Chargebacks 101: Friendly Fraud Prevention Techniques

In Blog Posts, Fraud, Uncategorized by Rebekah Horton

Welcome back to Chargebacks 101! In the first installment of this series, we covered fraudulent chargebacks, which account for nearly 35% of revenue loss to merchants related to fraud. If you missed that article, you can read it here to get all caught up.

Intended to protect consumers from unauthorized transactions, chargebacks result from disputed transactions. When a dispute is made, the credit card company forces the merchant to reverse the transaction and the customer receives his or her money back. Instead of wasting time arguing with merchants on the legitimacy of a transaction, customers can simply go straight through their credit card company and initiate a chargeback.

We all know chargebacks pose a significant threat to businesses. With chargebacks rising at a rate of 20 percent per year and merchants losing $2.40 to chargebacks, fees and merchandise replacement for every dollar of losses, businesses are more at risk than ever.

This is especially worrisome because chargebacks, no matter how they originate, have several negative impacts for business:

  • Fees are issued, usually anywhere from $15 – $100
  • Revenue is lost
  • The cost of goods sold is forfeited
  • Transaction processing fees are wasted

Merchants that frequently have to issue chargebacks are placed on the MATCH list, can have their merchant account closed, can be forced to use high risk payment processing, or can lose the privilege of accepting credit cards.
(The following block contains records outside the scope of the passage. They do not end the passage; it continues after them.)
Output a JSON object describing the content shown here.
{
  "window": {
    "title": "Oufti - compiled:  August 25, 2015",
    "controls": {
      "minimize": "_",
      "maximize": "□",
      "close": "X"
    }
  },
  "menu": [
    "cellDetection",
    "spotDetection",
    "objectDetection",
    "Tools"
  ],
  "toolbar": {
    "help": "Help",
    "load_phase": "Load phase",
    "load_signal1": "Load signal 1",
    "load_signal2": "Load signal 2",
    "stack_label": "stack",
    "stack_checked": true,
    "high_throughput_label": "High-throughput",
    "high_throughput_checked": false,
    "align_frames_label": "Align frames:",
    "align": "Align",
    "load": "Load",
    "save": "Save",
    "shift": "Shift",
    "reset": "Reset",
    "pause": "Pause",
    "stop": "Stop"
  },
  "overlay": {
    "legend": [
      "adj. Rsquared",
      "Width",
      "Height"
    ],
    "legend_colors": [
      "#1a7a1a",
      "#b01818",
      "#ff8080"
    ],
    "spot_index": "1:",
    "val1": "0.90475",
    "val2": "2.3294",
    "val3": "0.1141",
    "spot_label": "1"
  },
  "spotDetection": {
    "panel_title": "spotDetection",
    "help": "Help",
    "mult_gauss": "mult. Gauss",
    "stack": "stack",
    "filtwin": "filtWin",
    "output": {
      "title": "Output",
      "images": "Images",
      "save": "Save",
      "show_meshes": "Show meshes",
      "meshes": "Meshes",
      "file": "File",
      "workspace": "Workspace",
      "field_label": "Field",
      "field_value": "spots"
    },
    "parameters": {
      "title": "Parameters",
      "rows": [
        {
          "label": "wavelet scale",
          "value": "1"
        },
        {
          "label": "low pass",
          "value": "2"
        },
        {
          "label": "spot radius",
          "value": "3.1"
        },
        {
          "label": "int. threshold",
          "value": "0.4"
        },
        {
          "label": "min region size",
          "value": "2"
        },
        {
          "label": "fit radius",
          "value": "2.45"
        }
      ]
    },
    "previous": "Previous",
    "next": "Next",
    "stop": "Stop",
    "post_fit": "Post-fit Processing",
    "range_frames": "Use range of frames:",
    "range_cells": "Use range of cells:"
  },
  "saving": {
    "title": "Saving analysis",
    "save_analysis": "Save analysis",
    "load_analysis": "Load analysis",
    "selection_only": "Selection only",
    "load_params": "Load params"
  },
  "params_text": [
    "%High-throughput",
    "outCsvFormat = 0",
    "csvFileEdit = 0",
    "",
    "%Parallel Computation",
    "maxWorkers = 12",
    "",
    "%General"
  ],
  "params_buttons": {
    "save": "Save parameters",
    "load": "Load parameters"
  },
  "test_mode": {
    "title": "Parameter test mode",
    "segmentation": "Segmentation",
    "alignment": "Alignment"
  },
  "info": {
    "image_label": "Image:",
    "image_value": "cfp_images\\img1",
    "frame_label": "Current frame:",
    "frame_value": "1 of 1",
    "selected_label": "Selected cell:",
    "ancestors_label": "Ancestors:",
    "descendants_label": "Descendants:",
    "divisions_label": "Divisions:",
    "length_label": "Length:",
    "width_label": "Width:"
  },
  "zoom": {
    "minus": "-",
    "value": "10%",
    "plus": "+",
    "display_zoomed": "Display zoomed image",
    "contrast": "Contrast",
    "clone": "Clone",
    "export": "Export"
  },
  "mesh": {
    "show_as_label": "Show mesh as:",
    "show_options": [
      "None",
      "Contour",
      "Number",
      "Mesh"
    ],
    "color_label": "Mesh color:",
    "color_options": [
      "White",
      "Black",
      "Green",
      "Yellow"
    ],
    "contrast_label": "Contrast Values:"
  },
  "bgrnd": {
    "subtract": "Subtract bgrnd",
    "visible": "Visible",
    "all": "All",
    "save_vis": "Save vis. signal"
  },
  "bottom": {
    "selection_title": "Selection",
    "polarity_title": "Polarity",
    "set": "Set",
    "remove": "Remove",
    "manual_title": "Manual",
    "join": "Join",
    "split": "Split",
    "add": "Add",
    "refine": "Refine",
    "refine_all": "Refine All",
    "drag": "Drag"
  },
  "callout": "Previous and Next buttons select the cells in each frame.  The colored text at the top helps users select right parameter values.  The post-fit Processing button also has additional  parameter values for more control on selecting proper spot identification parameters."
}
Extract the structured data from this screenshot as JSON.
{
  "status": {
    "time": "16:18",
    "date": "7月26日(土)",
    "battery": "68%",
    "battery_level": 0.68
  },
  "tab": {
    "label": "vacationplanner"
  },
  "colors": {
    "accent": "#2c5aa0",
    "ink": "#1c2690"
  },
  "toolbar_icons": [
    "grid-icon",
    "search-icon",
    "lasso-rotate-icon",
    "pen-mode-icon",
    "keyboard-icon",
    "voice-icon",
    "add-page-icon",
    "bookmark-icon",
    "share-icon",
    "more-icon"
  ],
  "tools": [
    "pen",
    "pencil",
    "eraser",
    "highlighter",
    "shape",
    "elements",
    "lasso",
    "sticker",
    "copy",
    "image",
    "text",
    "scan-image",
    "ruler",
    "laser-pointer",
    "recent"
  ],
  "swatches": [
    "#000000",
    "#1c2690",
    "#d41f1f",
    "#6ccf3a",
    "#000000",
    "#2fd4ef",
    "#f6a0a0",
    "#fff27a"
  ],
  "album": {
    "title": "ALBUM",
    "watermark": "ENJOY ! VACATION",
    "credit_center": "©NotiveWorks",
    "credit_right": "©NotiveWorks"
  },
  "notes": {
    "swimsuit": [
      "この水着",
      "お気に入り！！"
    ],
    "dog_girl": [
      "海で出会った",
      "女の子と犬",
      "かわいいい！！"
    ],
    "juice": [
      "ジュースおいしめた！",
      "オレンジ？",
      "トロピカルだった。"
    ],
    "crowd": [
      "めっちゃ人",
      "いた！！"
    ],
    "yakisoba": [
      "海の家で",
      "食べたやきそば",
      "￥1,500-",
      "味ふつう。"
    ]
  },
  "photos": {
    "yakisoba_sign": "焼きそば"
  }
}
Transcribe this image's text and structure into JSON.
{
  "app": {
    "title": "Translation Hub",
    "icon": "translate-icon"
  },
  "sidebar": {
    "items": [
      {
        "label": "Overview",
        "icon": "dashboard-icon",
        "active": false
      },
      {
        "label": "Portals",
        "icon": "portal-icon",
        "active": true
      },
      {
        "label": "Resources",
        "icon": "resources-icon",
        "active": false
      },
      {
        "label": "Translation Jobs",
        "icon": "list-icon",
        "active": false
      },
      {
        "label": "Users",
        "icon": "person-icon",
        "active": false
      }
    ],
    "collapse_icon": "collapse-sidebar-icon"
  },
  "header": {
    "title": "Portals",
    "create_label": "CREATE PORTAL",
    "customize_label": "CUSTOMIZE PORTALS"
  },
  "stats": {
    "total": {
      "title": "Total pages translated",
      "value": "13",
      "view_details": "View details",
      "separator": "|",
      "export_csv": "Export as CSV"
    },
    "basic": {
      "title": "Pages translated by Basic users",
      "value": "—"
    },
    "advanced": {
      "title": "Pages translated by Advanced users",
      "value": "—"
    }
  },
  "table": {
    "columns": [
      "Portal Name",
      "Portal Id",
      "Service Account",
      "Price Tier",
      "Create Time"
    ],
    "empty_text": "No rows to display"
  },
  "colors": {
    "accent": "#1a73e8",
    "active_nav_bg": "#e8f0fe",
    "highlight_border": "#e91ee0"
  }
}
The extra expense of a high risk account usually drives a merchant out of business.

When most people think of chargebacks, they typically think of fraudulent chargebacks or true fraud – instances where either the customer tries to dispute a legitimate charge in the hopes of getting something for free, or the customer disputes a charge that was made with stolen information. While these types of fraud certainly contribute to a great deal of chargebacks, the bulk of chargebacks that impact businesses stem from a much less nefarious source: legitimate, friendly customers, otherwise known as friendly fraud.


Friendly fraud comes not at the hands of hackers or criminals, but from legitimate customers. These customers don’t have malicious intent. Instead, simple forgetfulness, miscommunications, family members making unknown purchases and misunderstandings of merchant return or recurring billing policies are typically the reason why customers will dispute transactions with credit card companies in hopes of getting a chargeback. Essentially, friendly fraud is the result of an honest mistake. While it may seem relatively harmless, friendly fraud is one of the top sources of revenue loss related to fraud for merchants. The good news is that protecting your business against friendly fraud and chargebacks is simple.

  • Make Contact Easy: Transaction disputes occur because the customer will contact their credit card company first before contacting the merchant. This can cause unnecessary conflict. Most issues could be resolved if the customer would contact the merchant first. So make your contact information easy to find by including it on receipts, emails, your website and in your physical location.
  • Provide High Quality Customer Service: Working with customers to resolve complaints can significantly reduce chargebacks. Often times, customers will go directly to their credit card processor if they feel like they cannot resolve the issue with the business itself. Make providing service after the sale a priority and communicate your business’ dedication to customer service to your clients. Then, dedicate some manpower to quickly and effectively respond to customer queries and complaints. The customer may still want a refund, but you can still issue that without dealing with the additional fees and other negative impacts of a chargeback.
  • Send Confirmations: Send email, text or written confirmations to customers each time a purchase is made. This way they are made aware when a purchase has been made in their name. It also is a great way to provide contact information and give clear instructions on how to make returns, exchanges or ask questions if they think something is wrong.
  • Over communicate policies: A lot of friendly fraud transaction disputes occur because customers don’t understand return, exchange, recurring billing or invoicing policies and become frustrated when they can’t return something or are hit with cancelation fees. To keep this from happening, over communicate your policies before purchases are made and contracts are signed to ensure your customers understand exactly what they are agreeing to.

We hate to break it to you, but people aren’t perfect. Customers will continue to make honest mistakes. But by following the above techniques, you can prevent a large number of those honest mistakes from turning into costly chargebacks. Get proactive, implement prevention techniques and keep those friendly fraudsters close. Your revenue, and your customers, will thank you.